Groceries Ask your carer to wipe down any packaging, groceries and parcels that come into your house. It is still up for debate as to how long the virus can live on objects and materials so it doesn’t hurt to do a bit of extra cleaning during this time.

  • Keep one half of the table or bench for cleaned groceries and the other half for ones just in from the shop.
  • Wipe down each item before placing on the “cleaned” half of the table with a disinfectant.
  • Wipe down or spray all plastic items and packages

Handling food packaging

  • Washing hands before handling
  • Hold wrapper and keep food free of contact while placing on a plate from home
  • Microwave or heat food whenever possible

Maintaining distance in a car
Current advice is to stay home and avoid as much contact as possible but if you find yourself having to be in the car with your carer or taking a taxi/ uber, try to maintain as much distance as possible. Sitting in the diagonal back seat, from the driver, with windows open is an option. Bring hand sanitiser and wash your hands as soon as possible.

Getting some fresh air
Part of keeping healthy is maintaining movement, fresh air and not feeling like you are cooped up in your house for an undetermined amount of time.
Can you go for a walk around the block without coming into contact with anyone? If not, can you set yourself up in a nice spot in your front or back yard, balcony or porch?

If you are unable to move around as easily these days and find yourself inside more often than not, opening all curtains and some windows will help with fresh circulating air and bright natural light to really lift your spirits. Can you position a nice comfortable chair near one of these windows giving you a view out to your garden or onto the street?
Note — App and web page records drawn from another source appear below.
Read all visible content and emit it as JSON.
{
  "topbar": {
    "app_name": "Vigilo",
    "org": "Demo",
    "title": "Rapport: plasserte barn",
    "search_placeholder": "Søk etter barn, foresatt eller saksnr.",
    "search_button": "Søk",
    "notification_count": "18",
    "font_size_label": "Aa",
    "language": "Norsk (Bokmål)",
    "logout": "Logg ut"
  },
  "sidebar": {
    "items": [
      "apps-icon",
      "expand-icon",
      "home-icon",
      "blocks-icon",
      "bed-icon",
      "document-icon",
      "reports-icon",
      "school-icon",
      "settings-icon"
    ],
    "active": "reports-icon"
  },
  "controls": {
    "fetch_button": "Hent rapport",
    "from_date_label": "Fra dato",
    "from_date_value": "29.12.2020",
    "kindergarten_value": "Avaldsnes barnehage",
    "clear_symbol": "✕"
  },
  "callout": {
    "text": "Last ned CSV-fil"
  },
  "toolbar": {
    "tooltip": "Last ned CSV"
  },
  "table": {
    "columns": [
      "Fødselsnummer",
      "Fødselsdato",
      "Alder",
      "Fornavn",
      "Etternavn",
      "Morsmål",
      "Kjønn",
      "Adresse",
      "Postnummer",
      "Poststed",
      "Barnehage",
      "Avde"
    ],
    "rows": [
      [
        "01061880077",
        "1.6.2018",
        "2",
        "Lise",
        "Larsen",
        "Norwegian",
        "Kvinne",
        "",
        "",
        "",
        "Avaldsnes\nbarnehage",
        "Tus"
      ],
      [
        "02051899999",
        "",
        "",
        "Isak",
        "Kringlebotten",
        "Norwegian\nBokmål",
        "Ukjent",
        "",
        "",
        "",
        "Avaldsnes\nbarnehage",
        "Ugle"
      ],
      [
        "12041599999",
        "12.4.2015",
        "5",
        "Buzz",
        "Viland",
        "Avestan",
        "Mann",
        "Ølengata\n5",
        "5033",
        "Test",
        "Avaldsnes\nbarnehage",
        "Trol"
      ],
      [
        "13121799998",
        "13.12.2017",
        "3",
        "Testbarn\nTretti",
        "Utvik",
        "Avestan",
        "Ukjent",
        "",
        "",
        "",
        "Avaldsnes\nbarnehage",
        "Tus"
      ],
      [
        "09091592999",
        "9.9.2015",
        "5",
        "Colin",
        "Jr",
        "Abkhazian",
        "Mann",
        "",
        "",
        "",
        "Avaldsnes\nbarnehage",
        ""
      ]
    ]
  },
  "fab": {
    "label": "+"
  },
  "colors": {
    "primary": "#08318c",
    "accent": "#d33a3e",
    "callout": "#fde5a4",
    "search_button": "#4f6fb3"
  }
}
If you are not yet familiar with YouTube, ask you carer to help you search for some relaxing movement videos. The longer self-isolation and lock downs persist, the more creative people are getting and you will find all sorts of free exercise videos for all levels online.

Stress The outbreak of COVID-19 is a stressful time for everyone.

  • Take breaks from watching, reading, or listening to news stories, including social media. Hearing about the pandemic repeatedly can be upsetting and half of what you are reading is unfounded.
  • Take care of your body. Take deep breaths, stretch, or meditate. Try to eat healthy, well-balanced meals, exercise regularly, get plenty of sleep, and avoid alcohol and drugs.
  • Make time to unwind. Try to do some other activities you enjoy.
  • Connect with others. Talk with people you trust about your concerns and how you are feeling. Aside from the phone, there are many ways to get in touch now- ask your carer about setting you up with one of these video call services, or click below for how:
  • Just because museums and galleries closed for now, doesn’t mean art is dead. Now you can watch live symphonies, do a virtual tour of a gallery or even watch feeding time at the zoo!

COVID-19 and people with Dementia for carers and family

For people living with dementia or some form of cognitive impairment, the ability to follow instruction or to alert others about potential symptoms may be a challenge. This is especially so where there is a limited capacity to communicate verbally or express pain and discomfort. In this situation, observation by someone who knows the person with dementia may assist in identifying changes in their health.

If you are regularly in contact with a person living with dementia, maintaining that routine as much as possible is important. If events or activities are cancelled try to provide alternative engagement within the home. There are many activity ideas on Dementia Australia’s website, available here

I need a Home Care assessment; are they still being conducted?

Older Australians can access short term home support services (such as meals or personal care) in an emergency without having had an aged care assessment.
Assessments can also be conducted using telehealth (video link) rather than face-to-face where appropriate. Speak with a home care provider about these measures.

Sources for reliable information:

A public information hotline is provided by Health Direct – 1800 675 398.